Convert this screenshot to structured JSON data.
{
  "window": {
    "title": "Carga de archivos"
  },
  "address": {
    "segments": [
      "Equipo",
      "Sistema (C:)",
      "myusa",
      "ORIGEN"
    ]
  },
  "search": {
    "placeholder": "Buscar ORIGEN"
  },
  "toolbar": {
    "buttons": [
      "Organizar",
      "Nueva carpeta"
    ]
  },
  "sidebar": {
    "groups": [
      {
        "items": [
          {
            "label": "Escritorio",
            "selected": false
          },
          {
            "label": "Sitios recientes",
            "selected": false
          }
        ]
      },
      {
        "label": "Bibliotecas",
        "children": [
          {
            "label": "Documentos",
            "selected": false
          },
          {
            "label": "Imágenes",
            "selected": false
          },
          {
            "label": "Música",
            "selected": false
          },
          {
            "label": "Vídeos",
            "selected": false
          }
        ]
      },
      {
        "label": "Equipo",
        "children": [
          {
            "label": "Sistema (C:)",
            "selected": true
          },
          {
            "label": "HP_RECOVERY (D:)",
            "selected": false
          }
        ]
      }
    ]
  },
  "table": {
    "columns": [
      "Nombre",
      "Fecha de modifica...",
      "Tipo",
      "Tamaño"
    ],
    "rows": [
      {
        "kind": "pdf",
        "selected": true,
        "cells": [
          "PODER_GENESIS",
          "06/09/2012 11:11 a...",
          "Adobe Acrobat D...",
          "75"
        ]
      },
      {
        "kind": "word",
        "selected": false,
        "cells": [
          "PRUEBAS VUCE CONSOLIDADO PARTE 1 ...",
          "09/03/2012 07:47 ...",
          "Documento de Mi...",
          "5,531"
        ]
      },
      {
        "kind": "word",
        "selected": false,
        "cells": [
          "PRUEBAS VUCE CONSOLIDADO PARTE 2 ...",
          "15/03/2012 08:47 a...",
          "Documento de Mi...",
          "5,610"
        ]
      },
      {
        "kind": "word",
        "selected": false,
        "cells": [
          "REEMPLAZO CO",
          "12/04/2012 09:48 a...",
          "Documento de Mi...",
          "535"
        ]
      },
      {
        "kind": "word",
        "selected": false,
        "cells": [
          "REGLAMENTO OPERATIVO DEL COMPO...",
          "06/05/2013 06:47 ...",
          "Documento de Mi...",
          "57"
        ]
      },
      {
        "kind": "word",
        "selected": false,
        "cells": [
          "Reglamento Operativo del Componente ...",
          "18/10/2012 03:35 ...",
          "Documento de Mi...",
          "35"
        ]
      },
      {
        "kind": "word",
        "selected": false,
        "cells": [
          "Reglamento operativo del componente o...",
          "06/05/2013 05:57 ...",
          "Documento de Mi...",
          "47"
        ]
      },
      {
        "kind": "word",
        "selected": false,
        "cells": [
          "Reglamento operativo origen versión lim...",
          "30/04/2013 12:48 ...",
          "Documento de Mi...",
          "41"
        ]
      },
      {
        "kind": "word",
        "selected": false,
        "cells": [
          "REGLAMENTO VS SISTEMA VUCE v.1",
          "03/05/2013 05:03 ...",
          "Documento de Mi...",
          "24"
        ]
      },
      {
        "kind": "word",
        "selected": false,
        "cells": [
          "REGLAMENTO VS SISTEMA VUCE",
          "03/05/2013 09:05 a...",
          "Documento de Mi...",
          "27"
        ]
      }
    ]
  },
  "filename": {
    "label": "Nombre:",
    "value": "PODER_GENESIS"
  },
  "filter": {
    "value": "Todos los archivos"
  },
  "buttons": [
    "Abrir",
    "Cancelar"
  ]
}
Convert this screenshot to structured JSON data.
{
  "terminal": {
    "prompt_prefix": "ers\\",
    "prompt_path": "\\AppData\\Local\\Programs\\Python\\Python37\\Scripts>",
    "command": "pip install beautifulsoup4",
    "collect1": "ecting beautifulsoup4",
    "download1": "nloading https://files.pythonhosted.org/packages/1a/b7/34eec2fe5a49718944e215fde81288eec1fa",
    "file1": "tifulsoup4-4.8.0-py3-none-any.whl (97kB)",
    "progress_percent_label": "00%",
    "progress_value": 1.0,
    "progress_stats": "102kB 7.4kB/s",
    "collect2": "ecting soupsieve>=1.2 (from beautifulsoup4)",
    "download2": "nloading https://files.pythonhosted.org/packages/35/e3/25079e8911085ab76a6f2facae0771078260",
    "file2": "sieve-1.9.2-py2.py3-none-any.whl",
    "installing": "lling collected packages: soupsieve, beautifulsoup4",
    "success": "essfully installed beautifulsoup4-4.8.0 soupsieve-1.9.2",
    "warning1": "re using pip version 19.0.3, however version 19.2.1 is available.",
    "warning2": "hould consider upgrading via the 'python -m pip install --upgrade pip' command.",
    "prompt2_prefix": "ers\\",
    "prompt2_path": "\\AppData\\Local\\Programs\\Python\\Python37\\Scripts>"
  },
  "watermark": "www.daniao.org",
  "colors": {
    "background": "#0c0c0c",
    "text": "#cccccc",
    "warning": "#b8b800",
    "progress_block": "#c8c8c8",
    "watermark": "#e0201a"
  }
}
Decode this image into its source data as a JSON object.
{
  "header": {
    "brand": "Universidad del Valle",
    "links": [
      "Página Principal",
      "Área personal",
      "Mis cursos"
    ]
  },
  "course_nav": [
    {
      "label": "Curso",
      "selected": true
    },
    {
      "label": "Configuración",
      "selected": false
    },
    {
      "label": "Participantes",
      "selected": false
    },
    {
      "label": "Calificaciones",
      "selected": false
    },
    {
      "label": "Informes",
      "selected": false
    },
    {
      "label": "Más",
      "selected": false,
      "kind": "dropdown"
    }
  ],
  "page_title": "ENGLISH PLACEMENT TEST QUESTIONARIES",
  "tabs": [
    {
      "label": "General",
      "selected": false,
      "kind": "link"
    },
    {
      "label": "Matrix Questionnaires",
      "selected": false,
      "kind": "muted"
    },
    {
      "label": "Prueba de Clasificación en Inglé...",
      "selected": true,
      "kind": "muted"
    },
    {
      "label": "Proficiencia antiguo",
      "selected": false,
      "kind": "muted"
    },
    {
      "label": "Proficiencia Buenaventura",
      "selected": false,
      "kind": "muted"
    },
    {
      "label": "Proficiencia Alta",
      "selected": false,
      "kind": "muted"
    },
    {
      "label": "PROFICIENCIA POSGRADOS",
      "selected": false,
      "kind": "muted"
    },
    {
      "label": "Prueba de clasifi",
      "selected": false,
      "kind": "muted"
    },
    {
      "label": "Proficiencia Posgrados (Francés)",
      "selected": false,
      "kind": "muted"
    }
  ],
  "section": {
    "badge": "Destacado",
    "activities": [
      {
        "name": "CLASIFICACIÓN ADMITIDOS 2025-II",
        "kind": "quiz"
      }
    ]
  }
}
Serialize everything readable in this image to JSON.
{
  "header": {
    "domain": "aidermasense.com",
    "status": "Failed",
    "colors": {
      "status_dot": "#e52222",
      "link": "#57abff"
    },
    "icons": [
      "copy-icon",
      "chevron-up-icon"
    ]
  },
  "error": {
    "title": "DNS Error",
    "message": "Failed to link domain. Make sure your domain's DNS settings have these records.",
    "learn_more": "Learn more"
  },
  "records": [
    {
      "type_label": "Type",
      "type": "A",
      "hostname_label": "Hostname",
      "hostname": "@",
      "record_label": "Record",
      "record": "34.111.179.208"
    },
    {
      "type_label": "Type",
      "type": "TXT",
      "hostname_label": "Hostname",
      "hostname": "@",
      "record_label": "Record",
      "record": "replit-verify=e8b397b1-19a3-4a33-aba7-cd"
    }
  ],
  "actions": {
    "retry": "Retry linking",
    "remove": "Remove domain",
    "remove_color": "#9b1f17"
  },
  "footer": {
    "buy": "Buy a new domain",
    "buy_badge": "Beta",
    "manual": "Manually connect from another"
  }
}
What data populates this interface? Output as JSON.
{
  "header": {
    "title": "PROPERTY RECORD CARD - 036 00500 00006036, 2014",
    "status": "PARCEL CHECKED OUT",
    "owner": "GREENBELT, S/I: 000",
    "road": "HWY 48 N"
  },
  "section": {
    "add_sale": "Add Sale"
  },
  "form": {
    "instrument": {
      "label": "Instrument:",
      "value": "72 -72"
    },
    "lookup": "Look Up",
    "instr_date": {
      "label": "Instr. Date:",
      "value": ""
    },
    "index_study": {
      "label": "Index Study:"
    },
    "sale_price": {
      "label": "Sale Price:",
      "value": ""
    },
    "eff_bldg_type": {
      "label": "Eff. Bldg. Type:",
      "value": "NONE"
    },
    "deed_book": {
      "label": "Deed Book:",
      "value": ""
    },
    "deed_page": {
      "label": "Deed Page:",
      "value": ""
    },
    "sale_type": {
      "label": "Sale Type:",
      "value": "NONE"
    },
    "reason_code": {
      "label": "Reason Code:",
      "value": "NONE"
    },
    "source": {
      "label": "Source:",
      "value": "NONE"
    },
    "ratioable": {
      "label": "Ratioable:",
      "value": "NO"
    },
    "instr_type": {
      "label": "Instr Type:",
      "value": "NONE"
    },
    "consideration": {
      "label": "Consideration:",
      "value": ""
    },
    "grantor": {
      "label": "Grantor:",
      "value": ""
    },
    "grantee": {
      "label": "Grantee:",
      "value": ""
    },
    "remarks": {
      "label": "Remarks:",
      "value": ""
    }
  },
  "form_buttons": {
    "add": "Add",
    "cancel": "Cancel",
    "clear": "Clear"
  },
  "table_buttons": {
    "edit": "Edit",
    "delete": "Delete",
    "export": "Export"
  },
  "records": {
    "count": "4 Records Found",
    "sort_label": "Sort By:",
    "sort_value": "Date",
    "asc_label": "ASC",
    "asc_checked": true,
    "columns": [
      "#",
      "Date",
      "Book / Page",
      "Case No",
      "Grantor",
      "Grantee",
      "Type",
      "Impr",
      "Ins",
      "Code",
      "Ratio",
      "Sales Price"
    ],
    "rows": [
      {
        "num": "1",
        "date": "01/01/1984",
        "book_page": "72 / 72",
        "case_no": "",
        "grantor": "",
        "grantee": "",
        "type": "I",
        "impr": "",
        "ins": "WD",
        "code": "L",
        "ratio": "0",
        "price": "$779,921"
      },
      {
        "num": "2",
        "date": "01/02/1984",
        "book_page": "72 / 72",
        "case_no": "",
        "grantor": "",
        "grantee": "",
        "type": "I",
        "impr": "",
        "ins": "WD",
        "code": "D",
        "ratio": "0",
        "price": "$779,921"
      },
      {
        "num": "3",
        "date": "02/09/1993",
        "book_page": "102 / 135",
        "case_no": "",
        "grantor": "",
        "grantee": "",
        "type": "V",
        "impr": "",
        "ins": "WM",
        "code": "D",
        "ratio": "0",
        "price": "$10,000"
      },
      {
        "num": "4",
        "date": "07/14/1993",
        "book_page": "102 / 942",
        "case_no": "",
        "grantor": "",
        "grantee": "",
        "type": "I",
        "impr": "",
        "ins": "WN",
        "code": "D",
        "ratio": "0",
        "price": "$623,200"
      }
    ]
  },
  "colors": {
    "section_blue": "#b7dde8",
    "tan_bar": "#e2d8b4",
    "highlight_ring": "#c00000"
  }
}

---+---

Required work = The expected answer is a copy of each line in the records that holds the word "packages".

Response to the task =
    "download1": "nloading https://files.pythonhosted.org/packages/1a/b7/34eec2fe5a49718944e215fde81288eec1fa",
    "download2": "nloading https://files.pythonhosted.org/packages/35/e3/25079e8911085ab76a6f2facae0771078260",
    "installing": "lling collected packages: soupsieve, beautifulsoup4",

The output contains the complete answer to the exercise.